Business News Tue, 20 Aug 2013

Don't tax hospitals and schools - Patrick Awuah

Government should not tax education and health if it desires to accelerate the country’s development and raise those sectors to international standards, President of Ashesi University Patrick Awuah has said.

Ghana’s about-50 universities (public and private) are still not enough to take in the students who are churned out every year from Senior High Schools. On the contrary, South Korea, with a population that is twice that of Ghana’s, has eight times as many universities.

This, Dr. Awuah said, is woefully inadequate. “I think there are certain areas that the government should not be so eager to tax: education and health. This is pretty standard in the world. The successful economies of the world have done this very well. If Ghana wants to be successful, we have to follow models of the successful countries,” he said.

“I think if an entity decides they are going to be for profit -- which means they have shareholders and investors and they make a commitment that when they make profit they distribute it to their shareholders -- yes, absolutely, they should pay tax.

“But if somebody does a non-profit hospital -- for example the church mission hospitals -- they make a surplus but because they are non-profit, they are bound by regulation that the money goes back into the hospital. Then that should be a non-tax entity.”

Dr. Awuah said with the right incentives the private sector can help bring about quality education in Ghana. In South Korea, according to him, when individuals and institutions started establishing schools in the 1950s, the government gave subsidies to private universities to get them started.

The United States also created Land-Grant Universities, whereby the government donated land to start both public and private universities. In Ghana, however, a new debate has started over attempts to tax private universities, which many see as a counter-productive policy given Ghana’s dire need for more higher-education opportunities.
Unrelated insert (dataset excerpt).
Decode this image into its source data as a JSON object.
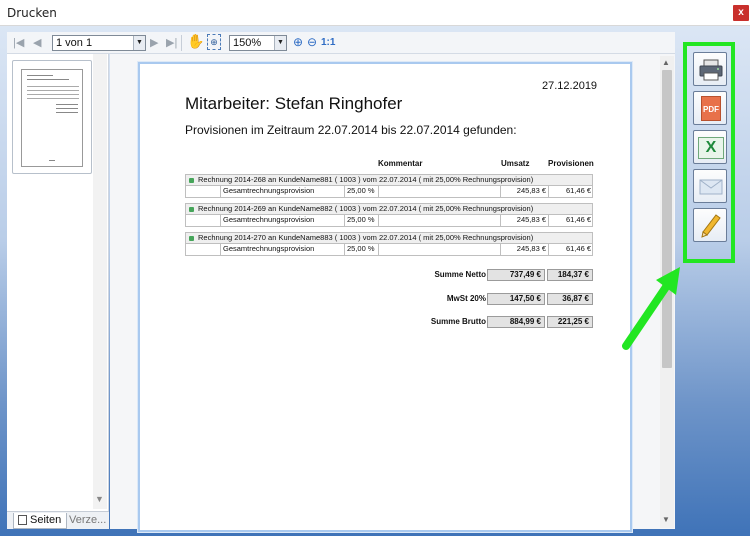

“The long-term view is we need to build a higher-education system that matches the best in the world. If you look at South Korea today, a country with a population of 50 million people, they have about 400 universities. Ghana has 25 million people and we have fewer than 50 universities.
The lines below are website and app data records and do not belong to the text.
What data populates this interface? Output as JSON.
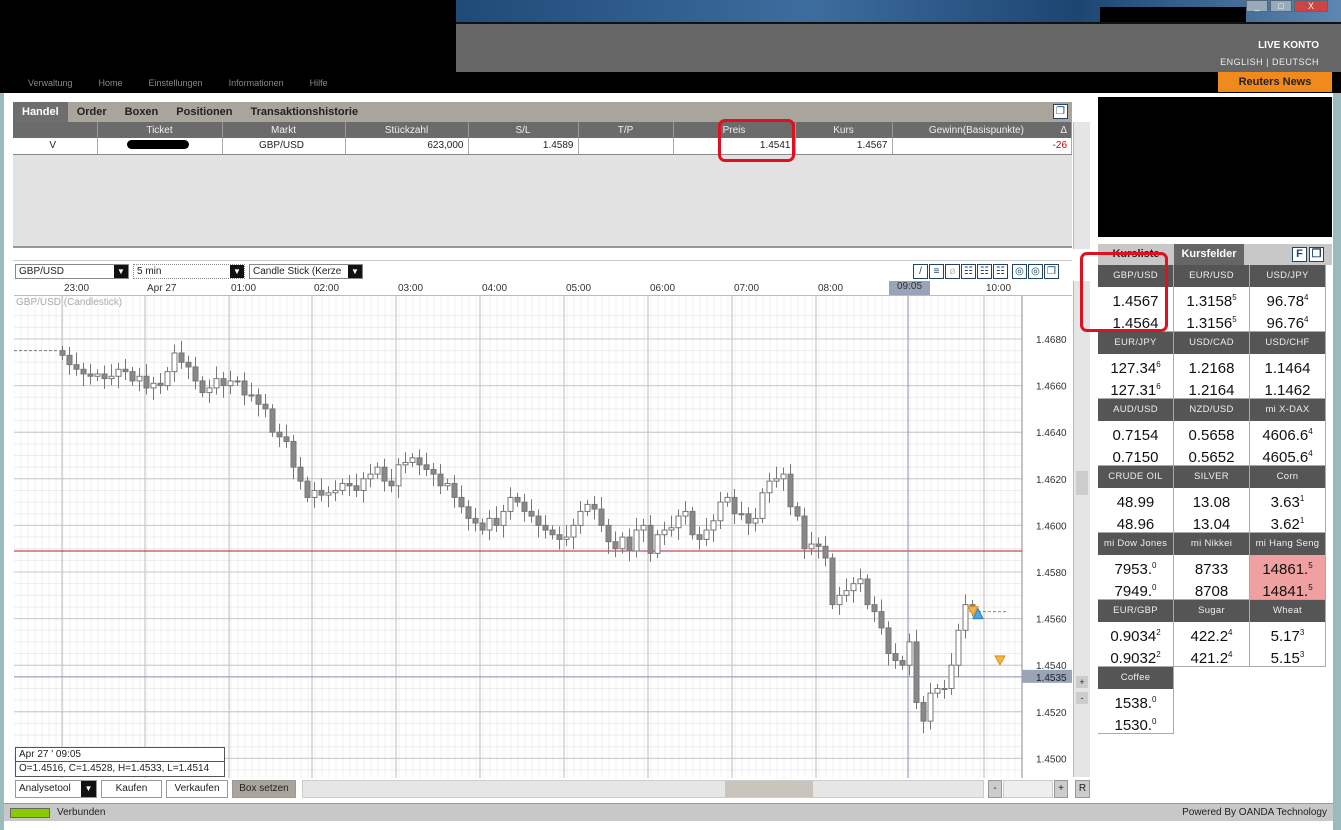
{
  "header": {
    "account_label": "LIVE KONTO",
    "lang_english": "ENGLISH",
    "lang_sep": "|",
    "lang_deutsch": "DEUTSCH",
    "news_button": "Reuters News",
    "window_buttons": [
      "_",
      "□",
      "X"
    ],
    "nav": [
      "Verwaltung",
      "Home",
      "Einstellungen",
      "Informationen",
      "Hilfe"
    ]
  },
  "trades": {
    "tabs": [
      "Handel",
      "Order",
      "Boxen",
      "Positionen",
      "Transaktionshistorie"
    ],
    "columns": [
      "",
      "Ticket",
      "Markt",
      "Stückzahl",
      "S/L",
      "T/P",
      "Preis",
      "Kurs",
      "Gewinn(Basispunkte)"
    ],
    "sort_icon": "Δ",
    "rows": [
      {
        "side": "V",
        "ticket": "",
        "market": "GBP/USD",
        "units": "623,000",
        "sl": "1.4589",
        "tp": "",
        "price": "1.4541",
        "rate": "1.4567",
        "profit": "-26"
      }
    ]
  },
  "chart_toolbar": {
    "instrument": "GBP/USD",
    "interval": "5 min",
    "type": "Candle Stick (Kerze"
  },
  "chart_data": {
    "type": "candlestick",
    "title": "GBP/USD (Candlestick)",
    "x_labels": [
      "23:00",
      "Apr 27",
      "01:00",
      "02:00",
      "03:00",
      "04:00",
      "05:00",
      "06:00",
      "07:00",
      "08:00",
      "09:05",
      "10:00"
    ],
    "interval_minutes": 5,
    "first_open": 1.4675,
    "closes": [
      1.4673,
      1.4669,
      1.4667,
      1.4665,
      1.4664,
      1.4665,
      1.4663,
      1.4664,
      1.4667,
      1.4666,
      1.4662,
      1.4664,
      1.4659,
      1.4661,
      1.466,
      1.4666,
      1.4674,
      1.467,
      1.4668,
      1.4662,
      1.4657,
      1.4659,
      1.4663,
      1.466,
      1.4662,
      1.4662,
      1.4656,
      1.4656,
      1.4652,
      1.465,
      1.464,
      1.4638,
      1.4636,
      1.4625,
      1.4619,
      1.4612,
      1.4615,
      1.4613,
      1.4614,
      1.4615,
      1.4618,
      1.4617,
      1.4615,
      1.462,
      1.4622,
      1.4625,
      1.4619,
      1.4617,
      1.4626,
      1.4627,
      1.4629,
      1.4626,
      1.4624,
      1.4622,
      1.4617,
      1.4618,
      1.4612,
      1.4608,
      1.4603,
      1.4601,
      1.4598,
      1.4603,
      1.46,
      1.4606,
      1.4612,
      1.461,
      1.4606,
      1.4604,
      1.46,
      1.4598,
      1.4596,
      1.4594,
      1.4595,
      1.46,
      1.4606,
      1.4609,
      1.4607,
      1.46,
      1.4593,
      1.459,
      1.4595,
      1.4589,
      1.4598,
      1.46,
      1.4588,
      1.4596,
      1.4598,
      1.4599,
      1.4604,
      1.4606,
      1.4596,
      1.4594,
      1.4598,
      1.4602,
      1.461,
      1.4612,
      1.4605,
      1.4605,
      1.4601,
      1.4603,
      1.4614,
      1.4619,
      1.462,
      1.4622,
      1.4608,
      1.4604,
      1.459,
      1.4592,
      1.4591,
      1.4586,
      1.4566,
      1.457,
      1.4572,
      1.4575,
      1.4577,
      1.4566,
      1.4563,
      1.4556,
      1.4545,
      1.4542,
      1.454,
      1.455,
      1.4524,
      1.4516,
      1.4528,
      1.453,
      1.453,
      1.454,
      1.4555,
      1.4566,
      1.4563
    ],
    "y_ticks": [
      "1.4680",
      "1.4660",
      "1.4640",
      "1.4620",
      "1.4600",
      "1.4580",
      "1.4560",
      "1.4540",
      "1.4520",
      "1.4500"
    ],
    "ylim": [
      1.4497,
      1.4693
    ],
    "stop_loss_line": 1.4589,
    "cursor_price": "1.4535",
    "cursor_time": "09:05",
    "tooltip": {
      "time": "Apr 27 ' 09:05",
      "ohlc": "O=1.4516, C=1.4528, H=1.4533, L=1.4514"
    }
  },
  "bottom_toolbar": {
    "analysis": "Analysetool",
    "buy": "Kaufen",
    "sell": "Verkaufen",
    "box": "Box setzen",
    "reset": "R"
  },
  "status": {
    "connection": "Verbunden",
    "powered": "Powered By OANDA Technology",
    "connection_color": "#88cc00"
  },
  "rates": {
    "tabs": [
      "Kursliste",
      "Kursfelder"
    ],
    "f_button": "F",
    "cells": [
      {
        "name": "GBP/USD",
        "bid": "1.4567",
        "ask": "1.4564",
        "sup": ""
      },
      {
        "name": "EUR/USD",
        "bid": "1.3158",
        "ask": "1.3156",
        "sup": "5"
      },
      {
        "name": "USD/JPY",
        "bid": "96.78",
        "ask": "96.76",
        "sup": "4"
      },
      {
        "name": "EUR/JPY",
        "bid": "127.34",
        "ask": "127.31",
        "sup": "6"
      },
      {
        "name": "USD/CAD",
        "bid": "1.2168",
        "ask": "1.2164",
        "sup": ""
      },
      {
        "name": "USD/CHF",
        "bid": "1.1464",
        "ask": "1.1462",
        "sup": ""
      },
      {
        "name": "AUD/USD",
        "bid": "0.7154",
        "ask": "0.7150",
        "sup": ""
      },
      {
        "name": "NZD/USD",
        "bid": "0.5658",
        "ask": "0.5652",
        "sup": ""
      },
      {
        "name": "mi X-DAX",
        "bid": "4606.6",
        "ask": "4605.6",
        "sup": "4"
      },
      {
        "name": "CRUDE OIL",
        "bid": "48.99",
        "ask": "48.96",
        "sup": ""
      },
      {
        "name": "SILVER",
        "bid": "13.08",
        "ask": "13.04",
        "sup": ""
      },
      {
        "name": "Corn",
        "bid": "3.63",
        "ask": "3.62",
        "sup": "1"
      },
      {
        "name": "mi Dow Jones",
        "bid": "7953.",
        "ask": "7949.",
        "sup": "0"
      },
      {
        "name": "mi Nikkei",
        "bid": "8733",
        "ask": "8708",
        "sup": ""
      },
      {
        "name": "mi Hang Seng",
        "bid": "14861.",
        "ask": "14841.",
        "sup": "5",
        "highlight": true
      },
      {
        "name": "EUR/GBP",
        "bid": "0.9034",
        "ask": "0.9032",
        "sup": "2"
      },
      {
        "name": "Sugar",
        "bid": "422.2",
        "ask": "421.2",
        "sup": "4"
      },
      {
        "name": "Wheat",
        "bid": "5.17",
        "ask": "5.15",
        "sup": "3"
      },
      {
        "name": "Coffee",
        "bid": "1538.",
        "ask": "1530.",
        "sup": "0"
      }
    ]
  }
}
“So we have a long way to go. If we are to rival South Korea, we should have about 200 universities. The government needs to understand that they need all the help they can get,” said Dr. Awuah, who previously worked with software giant Microsoft in the US.

“We need to get private universities that are bringing in their own resources and making big investments and educating students. We need to have a system in which there is space for non-profit private universities that commit to ploughing back any surpluses into education -- like granting scholarships and others.”

Dr. Awuah, who founded Ashesi University to deepen liberal arts education in Ghana, said he would not have started his project if non-profit universities were taxable. “So, if they make this policy, there are people thinking of setting up non-profit universities who will step back,” he said.

Source: B&FT